[RECORDED DATA Boundary: Start]
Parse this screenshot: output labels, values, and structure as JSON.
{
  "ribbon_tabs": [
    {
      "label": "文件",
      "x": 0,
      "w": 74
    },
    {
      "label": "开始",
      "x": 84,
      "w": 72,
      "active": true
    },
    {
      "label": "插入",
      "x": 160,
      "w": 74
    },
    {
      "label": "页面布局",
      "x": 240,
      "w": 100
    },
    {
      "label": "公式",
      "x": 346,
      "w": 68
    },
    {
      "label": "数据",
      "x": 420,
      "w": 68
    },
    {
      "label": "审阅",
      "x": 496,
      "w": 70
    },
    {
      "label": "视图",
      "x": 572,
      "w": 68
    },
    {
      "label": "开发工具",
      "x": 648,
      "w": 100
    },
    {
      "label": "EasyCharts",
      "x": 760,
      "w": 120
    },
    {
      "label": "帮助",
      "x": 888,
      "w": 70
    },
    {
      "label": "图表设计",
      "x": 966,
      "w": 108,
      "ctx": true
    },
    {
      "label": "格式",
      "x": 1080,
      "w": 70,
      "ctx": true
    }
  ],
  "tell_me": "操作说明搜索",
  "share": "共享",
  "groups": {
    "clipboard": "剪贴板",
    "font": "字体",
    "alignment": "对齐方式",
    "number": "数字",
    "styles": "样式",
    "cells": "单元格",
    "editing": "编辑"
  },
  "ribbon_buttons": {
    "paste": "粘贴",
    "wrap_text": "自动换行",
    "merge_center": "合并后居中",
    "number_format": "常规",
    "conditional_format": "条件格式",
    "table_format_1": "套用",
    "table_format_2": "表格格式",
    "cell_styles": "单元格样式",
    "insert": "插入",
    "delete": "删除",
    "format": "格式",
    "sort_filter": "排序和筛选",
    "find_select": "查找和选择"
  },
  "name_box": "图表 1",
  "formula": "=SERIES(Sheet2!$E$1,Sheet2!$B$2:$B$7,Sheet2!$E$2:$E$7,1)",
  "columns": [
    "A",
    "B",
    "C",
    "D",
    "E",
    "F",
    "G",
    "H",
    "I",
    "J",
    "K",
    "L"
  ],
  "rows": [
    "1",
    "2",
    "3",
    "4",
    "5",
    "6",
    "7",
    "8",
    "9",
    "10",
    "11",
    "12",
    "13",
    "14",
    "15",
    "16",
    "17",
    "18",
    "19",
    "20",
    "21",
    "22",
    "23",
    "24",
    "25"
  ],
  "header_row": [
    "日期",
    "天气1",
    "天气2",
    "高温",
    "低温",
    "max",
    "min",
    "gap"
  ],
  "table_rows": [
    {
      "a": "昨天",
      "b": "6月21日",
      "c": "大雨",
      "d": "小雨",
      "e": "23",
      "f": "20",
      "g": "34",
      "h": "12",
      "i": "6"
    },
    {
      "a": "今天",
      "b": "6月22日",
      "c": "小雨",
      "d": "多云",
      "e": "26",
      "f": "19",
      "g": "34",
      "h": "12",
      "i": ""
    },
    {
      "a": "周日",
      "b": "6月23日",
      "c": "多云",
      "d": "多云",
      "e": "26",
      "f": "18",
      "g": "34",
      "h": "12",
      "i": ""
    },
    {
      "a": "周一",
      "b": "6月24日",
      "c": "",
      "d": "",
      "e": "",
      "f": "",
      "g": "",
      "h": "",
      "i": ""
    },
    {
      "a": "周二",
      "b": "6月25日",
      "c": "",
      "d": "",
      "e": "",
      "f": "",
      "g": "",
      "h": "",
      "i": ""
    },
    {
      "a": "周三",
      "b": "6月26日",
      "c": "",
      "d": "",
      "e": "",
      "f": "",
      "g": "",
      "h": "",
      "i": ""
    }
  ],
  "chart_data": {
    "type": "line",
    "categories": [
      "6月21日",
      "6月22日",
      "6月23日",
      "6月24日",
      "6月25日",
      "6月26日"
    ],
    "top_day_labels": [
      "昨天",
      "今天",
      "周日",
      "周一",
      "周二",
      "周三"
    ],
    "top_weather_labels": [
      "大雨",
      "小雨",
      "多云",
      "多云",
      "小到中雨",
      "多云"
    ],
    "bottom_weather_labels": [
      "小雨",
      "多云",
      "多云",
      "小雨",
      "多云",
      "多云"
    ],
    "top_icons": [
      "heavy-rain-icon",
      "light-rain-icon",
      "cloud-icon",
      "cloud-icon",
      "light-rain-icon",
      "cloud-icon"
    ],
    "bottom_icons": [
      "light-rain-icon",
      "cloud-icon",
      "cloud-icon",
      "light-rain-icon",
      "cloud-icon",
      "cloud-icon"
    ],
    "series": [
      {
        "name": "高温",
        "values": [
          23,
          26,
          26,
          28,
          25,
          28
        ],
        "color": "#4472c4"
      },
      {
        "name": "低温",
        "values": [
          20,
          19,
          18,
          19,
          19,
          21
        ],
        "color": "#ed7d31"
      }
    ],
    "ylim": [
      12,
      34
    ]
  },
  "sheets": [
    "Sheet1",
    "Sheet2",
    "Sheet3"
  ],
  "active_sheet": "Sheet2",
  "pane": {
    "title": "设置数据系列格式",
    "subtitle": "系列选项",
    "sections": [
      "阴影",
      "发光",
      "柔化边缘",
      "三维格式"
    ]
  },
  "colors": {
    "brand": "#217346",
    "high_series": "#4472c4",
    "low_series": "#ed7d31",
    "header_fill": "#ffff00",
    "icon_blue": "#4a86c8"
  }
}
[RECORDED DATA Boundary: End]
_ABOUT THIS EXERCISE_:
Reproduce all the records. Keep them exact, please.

_RESULT OF THE TASK_:
Parse this screenshot: output labels, values, and structure as JSON.
{
  "ribbon_tabs": [
    {
      "label": "文件",
      "x": 0,
      "w": 74
    },
    {
      "label": "开始",
      "x": 84,
      "w": 72,
      "active": true
    },
    {
      "label": "插入",
      "x": 160,
      "w": 74
    },
    {
      "label": "页面布局",
      "x": 240,
      "w": 100
    },
    {
      "label": "公式",
      "x": 346,
      "w": 68
    },
    {
      "label": "数据",
      "x": 420,
      "w": 68
    },
    {
      "label": "审阅",
      "x": 496,
      "w": 70
    },
    {
      "label": "视图",
      "x": 572,
      "w": 68
    },
    {
      "label": "开发工具",
      "x": 648,
      "w": 100
    },
    {
      "label": "EasyCharts",
      "x": 760,
      "w": 120
    },
    {
      "label": "帮助",
      "x": 888,
      "w": 70
    },
    {
      "label": "图表设计",
      "x": 966,
      "w": 108,
      "ctx": true
    },
    {
      "label": "格式",
      "x": 1080,
      "w": 70,
      "ctx": true
    }
  ],
  "tell_me": "操作说明搜索",
  "share": "共享",
  "groups": {
    "clipboard": "剪贴板",
    "font": "字体",
    "alignment": "对齐方式",
    "number": "数字",
    "styles": "样式",
    "cells": "单元格",
    "editing": "编辑"
  },
  "ribbon_buttons": {
    "paste": "粘贴",
    "wrap_text": "自动换行",
    "merge_center": "合并后居中",
    "number_format": "常规",
    "conditional_format": "条件格式",
    "table_format_1": "套用",
    "table_format_2": "表格格式",
    "cell_styles": "单元格样式",
    "insert": "插入",
    "delete": "删除",
    "format": "格式",
    "sort_filter": "排序和筛选",
    "find_select": "查找和选择"
  },
  "name_box": "图表 1",
  "formula": "=SERIES(Sheet2!$E$1,Sheet2!$B$2:$B$7,Sheet2!$E$2:$E$7,1)",
  "columns": [
    "A",
    "B",
    "C",
    "D",
    "E",
    "F",
    "G",
    "H",
    "I",
    "J",
    "K",
    "L"
  ],
  "rows": [
    "1",
    "2",
    "3",
    "4",
    "5",
    "6",
    "7",
    "8",
    "9",
    "10",
    "11",
    "12",
    "13",
    "14",
    "15",
    "16",
    "17",
    "18",
    "19",
    "20",
    "21",
    "22",
    "23",
    "24",
    "25"
  ],
  "header_row": [
    "日期",
    "天气1",
    "天气2",
    "高温",
    "低温",
    "max",
    "min",
    "gap"
  ],
  "table_rows": [
    {
      "a": "昨天",
      "b": "6月21日",
      "c": "大雨",
      "d": "小雨",
      "e": "23",
      "f": "20",
      "g": "34",
      "h": "12",
      "i": "6"
    },
    {
      "a": "今天",
      "b": "6月22日",
      "c": "小雨",
      "d": "多云",
      "e": "26",
      "f": "19",
      "g": "34",
      "h": "12",
      "i": ""
    },
    {
      "a": "周日",
      "b": "6月23日",
      "c": "多云",
      "d": "多云",
      "e": "26",
      "f": "18",
      "g": "34",
      "h": "12",
      "i": ""
    },
    {
      "a": "周一",
      "b": "6月24日",
      "c": "",
      "d": "",
      "e": "",
      "f": "",
      "g": "",
      "h": "",
      "i": ""
    },
    {
      "a": "周二",
      "b": "6月25日",
      "c": "",
      "d": "",
      "e": "",
      "f": "",
      "g": "",
      "h": "",
      "i": ""
    },
    {
      "a": "周三",
      "b": "6月26日",
      "c": "",
      "d": "",
      "e": "",
      "f": "",
      "g": "",
      "h": "",
      "i": ""
    }
  ],
  "chart_data": {
    "type": "line",
    "categories": [
      "6月21日",
      "6月22日",
      "6月23日",
      "6月24日",
      "6月25日",
      "6月26日"
    ],
    "top_day_labels": [
      "昨天",
      "今天",
      "周日",
      "周一",
      "周二",
      "周三"
    ],
    "top_weather_labels": [
      "大雨",
      "小雨",
      "多云",
      "多云",
      "小到中雨",
      "多云"
    ],
    "bottom_weather_labels": [
      "小雨",
      "多云",
      "多云",
      "小雨",
      "多云",
      "多云"
    ],
    "top_icons": [
      "heavy-rain-icon",
      "light-rain-icon",
      "cloud-icon",
      "cloud-icon",
      "light-rain-icon",
      "cloud-icon"
    ],
    "bottom_icons": [
      "light-rain-icon",
      "cloud-icon",
      "cloud-icon",
      "light-rain-icon",
      "cloud-icon",
      "cloud-icon"
    ],
    "series": [
      {
        "name": "高温",
        "values": [
          23,
          26,
          26,
          28,
          25,
          28
        ],
        "color": "#4472c4"
      },
      {
        "name": "低温",
        "values": [
          20,
          19,
          18,
          19,
          19,
          21
        ],
        "color": "#ed7d31"
      }
    ],
    "ylim": [
      12,
      34
    ]
  },
  "sheets": [
    "Sheet1",
    "Sheet2",
    "Sheet3"
  ],
  "active_sheet": "Sheet2",
  "pane": {
    "title": "设置数据系列格式",
    "subtitle": "系列选项",
    "sections": [
      "阴影",
      "发光",
      "柔化边缘",
      "三维格式"
    ]
  },
  "colors": {
    "brand": "#217346",
    "high_series": "#4472c4",
    "low_series": "#ed7d31",
    "header_fill": "#ffff00",
    "icon_blue": "#4a86c8"
  }
}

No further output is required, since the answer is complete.